- [Required action] Print the following entries without any change.

- [The data]
=======

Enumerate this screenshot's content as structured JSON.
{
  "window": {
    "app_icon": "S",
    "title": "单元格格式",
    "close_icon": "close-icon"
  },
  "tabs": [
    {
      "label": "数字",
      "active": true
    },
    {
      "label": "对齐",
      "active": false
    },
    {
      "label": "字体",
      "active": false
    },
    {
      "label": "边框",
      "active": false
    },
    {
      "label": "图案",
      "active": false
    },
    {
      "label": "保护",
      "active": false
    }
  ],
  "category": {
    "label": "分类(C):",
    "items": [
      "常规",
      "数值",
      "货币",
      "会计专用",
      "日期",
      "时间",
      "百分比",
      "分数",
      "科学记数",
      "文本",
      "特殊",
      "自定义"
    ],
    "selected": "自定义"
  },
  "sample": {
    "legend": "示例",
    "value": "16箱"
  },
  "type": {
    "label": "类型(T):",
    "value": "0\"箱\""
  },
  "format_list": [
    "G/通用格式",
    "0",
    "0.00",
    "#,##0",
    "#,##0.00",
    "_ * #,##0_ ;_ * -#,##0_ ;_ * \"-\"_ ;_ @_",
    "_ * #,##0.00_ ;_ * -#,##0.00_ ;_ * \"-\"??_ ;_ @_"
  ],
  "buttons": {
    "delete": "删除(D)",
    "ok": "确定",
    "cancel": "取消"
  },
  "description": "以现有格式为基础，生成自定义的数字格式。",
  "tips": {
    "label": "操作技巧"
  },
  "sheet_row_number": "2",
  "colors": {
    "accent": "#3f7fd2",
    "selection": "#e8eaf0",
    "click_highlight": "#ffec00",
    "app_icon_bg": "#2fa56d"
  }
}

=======

- [Result below]
Enumerate this screenshot's content as structured JSON.
{
  "window": {
    "app_icon": "S",
    "title": "单元格格式",
    "close_icon": "close-icon"
  },
  "tabs": [
    {
      "label": "数字",
      "active": true
    },
    {
      "label": "对齐",
      "active": false
    },
    {
      "label": "字体",
      "active": false
    },
    {
      "label": "边框",
      "active": false
    },
    {
      "label": "图案",
      "active": false
    },
    {
      "label": "保护",
      "active": false
    }
  ],
  "category": {
    "label": "分类(C):",
    "items": [
      "常规",
      "数值",
      "货币",
      "会计专用",
      "日期",
      "时间",
      "百分比",
      "分数",
      "科学记数",
      "文本",
      "特殊",
      "自定义"
    ],
    "selected": "自定义"
  },
  "sample": {
    "legend": "示例",
    "value": "16箱"
  },
  "type": {
    "label": "类型(T):",
    "value": "0\"箱\""
  },
  "format_list": [
    "G/通用格式",
    "0",
    "0.00",
    "#,##0",
    "#,##0.00",
    "_ * #,##0_ ;_ * -#,##0_ ;_ * \"-\"_ ;_ @_",
    "_ * #,##0.00_ ;_ * -#,##0.00_ ;_ * \"-\"??_ ;_ @_"
  ],
  "buttons": {
    "delete": "删除(D)",
    "ok": "确定",
    "cancel": "取消"
  },
  "description": "以现有格式为基础，生成自定义的数字格式。",
  "tips": {
    "label": "操作技巧"
  },
  "sheet_row_number": "2",
  "colors": {
    "accent": "#3f7fd2",
    "selection": "#e8eaf0",
    "click_highlight": "#ffec00",
    "app_icon_bg": "#2fa56d"
  }
}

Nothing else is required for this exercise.